▶ **Task brief**:
In how many lines of the records below does the word "true" appear? Answer with the number alone.

-- Data shown follows --

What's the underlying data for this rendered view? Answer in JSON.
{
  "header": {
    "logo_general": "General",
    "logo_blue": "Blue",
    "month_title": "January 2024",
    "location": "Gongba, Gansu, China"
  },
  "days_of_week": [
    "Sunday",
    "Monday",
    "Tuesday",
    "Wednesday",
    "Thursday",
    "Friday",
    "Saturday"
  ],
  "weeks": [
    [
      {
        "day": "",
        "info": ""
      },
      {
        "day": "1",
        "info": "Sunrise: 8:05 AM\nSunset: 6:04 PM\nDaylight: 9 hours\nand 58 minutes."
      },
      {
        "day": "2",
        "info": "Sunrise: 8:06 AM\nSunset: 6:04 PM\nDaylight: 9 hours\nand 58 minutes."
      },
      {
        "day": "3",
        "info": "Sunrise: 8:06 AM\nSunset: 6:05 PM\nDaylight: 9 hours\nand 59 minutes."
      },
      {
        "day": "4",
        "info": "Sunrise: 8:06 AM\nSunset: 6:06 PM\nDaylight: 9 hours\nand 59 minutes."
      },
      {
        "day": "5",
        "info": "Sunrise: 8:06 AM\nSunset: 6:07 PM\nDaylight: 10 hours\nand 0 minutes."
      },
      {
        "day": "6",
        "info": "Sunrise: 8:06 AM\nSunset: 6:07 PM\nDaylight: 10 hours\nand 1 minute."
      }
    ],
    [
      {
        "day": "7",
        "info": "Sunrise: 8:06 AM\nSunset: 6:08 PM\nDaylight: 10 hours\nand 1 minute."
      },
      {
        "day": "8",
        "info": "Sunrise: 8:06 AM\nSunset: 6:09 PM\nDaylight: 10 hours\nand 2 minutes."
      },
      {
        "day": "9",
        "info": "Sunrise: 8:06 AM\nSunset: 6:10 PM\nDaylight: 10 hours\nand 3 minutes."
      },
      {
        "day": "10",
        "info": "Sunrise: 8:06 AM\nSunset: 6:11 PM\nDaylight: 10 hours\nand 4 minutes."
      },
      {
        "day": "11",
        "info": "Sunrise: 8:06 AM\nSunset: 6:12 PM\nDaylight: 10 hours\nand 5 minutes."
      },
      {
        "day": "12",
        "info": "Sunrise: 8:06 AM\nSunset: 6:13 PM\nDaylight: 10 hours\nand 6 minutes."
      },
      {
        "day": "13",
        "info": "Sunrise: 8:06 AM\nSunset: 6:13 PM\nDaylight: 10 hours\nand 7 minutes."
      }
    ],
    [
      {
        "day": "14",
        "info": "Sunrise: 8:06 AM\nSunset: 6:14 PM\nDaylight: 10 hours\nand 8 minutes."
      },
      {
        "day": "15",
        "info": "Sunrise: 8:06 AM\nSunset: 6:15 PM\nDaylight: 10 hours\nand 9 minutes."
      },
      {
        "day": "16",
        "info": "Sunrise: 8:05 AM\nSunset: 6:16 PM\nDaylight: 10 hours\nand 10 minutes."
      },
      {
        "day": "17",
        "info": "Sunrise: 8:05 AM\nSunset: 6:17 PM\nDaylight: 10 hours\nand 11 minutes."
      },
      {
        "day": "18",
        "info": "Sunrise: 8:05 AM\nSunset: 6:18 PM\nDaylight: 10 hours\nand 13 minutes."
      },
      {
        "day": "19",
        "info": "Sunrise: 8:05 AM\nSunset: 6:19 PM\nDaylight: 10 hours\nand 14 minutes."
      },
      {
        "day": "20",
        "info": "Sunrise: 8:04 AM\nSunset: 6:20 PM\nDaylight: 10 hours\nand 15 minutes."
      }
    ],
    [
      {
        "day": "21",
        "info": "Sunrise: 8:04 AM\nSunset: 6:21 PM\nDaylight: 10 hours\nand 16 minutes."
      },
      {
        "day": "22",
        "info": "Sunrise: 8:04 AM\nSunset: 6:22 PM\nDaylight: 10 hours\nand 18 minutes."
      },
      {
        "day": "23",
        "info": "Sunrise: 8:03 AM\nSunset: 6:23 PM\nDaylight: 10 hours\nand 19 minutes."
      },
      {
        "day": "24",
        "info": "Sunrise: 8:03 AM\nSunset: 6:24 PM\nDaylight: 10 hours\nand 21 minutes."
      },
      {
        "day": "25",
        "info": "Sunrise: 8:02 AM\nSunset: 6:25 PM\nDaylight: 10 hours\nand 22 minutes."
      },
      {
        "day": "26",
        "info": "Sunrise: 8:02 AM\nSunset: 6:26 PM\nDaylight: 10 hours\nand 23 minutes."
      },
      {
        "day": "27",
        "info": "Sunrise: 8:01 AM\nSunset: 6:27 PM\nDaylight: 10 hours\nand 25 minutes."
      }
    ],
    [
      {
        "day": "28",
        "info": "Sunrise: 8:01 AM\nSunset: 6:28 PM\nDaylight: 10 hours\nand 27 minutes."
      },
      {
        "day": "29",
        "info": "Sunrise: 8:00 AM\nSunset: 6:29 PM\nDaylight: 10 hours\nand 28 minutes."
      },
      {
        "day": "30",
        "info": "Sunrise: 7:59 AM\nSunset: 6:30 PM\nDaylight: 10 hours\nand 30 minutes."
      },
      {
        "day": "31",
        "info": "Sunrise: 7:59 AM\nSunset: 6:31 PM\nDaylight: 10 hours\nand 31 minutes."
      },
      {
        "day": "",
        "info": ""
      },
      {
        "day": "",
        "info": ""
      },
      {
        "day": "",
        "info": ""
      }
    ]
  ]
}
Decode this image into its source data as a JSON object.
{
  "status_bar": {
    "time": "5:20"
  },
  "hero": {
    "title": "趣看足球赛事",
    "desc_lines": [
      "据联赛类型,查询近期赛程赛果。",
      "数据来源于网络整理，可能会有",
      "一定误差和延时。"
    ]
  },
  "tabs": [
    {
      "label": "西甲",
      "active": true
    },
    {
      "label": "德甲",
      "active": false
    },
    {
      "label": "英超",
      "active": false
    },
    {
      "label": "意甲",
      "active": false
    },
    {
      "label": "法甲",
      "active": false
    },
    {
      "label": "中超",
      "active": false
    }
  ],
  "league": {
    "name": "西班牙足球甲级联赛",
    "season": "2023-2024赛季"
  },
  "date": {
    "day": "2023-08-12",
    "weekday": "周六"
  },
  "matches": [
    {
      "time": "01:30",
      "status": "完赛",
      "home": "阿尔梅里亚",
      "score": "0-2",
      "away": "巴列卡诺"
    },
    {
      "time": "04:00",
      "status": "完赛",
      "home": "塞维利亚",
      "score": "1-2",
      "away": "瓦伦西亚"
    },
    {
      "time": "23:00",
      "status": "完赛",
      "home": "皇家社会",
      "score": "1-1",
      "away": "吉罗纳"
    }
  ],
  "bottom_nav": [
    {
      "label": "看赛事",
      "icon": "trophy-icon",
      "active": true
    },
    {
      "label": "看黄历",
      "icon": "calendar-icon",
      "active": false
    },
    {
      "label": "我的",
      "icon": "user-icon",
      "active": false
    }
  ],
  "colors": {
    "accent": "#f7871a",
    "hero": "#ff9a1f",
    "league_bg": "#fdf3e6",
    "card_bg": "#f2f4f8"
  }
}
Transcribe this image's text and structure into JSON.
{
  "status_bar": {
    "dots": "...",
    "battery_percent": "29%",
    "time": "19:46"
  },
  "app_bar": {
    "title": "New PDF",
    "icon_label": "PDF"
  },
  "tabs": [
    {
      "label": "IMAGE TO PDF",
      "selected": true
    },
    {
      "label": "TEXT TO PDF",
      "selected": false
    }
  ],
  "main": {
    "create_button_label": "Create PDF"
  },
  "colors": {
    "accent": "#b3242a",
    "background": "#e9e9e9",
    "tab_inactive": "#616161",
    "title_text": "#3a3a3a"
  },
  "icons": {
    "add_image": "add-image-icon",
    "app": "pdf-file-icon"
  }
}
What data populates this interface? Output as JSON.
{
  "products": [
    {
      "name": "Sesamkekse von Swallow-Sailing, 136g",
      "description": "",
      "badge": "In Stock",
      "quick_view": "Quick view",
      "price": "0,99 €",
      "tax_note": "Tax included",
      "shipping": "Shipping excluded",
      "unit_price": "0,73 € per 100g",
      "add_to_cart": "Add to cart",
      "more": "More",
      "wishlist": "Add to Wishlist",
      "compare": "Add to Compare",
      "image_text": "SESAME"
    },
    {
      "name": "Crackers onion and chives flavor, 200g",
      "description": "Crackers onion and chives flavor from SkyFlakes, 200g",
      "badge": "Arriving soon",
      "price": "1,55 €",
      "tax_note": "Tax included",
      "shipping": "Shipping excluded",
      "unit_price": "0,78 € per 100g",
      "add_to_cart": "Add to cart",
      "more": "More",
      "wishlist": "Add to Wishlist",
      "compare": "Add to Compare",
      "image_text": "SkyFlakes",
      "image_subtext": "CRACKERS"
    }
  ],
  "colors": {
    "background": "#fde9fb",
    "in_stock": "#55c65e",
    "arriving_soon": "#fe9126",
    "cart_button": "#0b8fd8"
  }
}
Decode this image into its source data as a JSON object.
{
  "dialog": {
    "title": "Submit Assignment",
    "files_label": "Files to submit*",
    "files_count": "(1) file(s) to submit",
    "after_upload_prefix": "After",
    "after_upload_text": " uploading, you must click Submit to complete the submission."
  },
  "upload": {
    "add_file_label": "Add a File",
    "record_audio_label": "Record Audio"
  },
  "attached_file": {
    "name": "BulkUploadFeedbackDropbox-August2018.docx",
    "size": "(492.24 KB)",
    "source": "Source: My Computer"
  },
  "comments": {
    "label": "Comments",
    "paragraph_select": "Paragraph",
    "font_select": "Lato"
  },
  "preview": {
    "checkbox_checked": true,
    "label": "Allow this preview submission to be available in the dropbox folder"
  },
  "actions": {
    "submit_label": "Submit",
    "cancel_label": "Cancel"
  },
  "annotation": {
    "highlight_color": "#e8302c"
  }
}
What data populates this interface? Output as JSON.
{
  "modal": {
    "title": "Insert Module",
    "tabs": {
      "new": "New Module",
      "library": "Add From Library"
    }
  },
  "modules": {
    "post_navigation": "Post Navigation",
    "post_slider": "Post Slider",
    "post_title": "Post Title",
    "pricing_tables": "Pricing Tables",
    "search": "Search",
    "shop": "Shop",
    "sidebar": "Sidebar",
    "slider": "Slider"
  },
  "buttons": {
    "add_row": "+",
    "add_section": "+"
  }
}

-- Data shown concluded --

▶ **Problem solution**:
4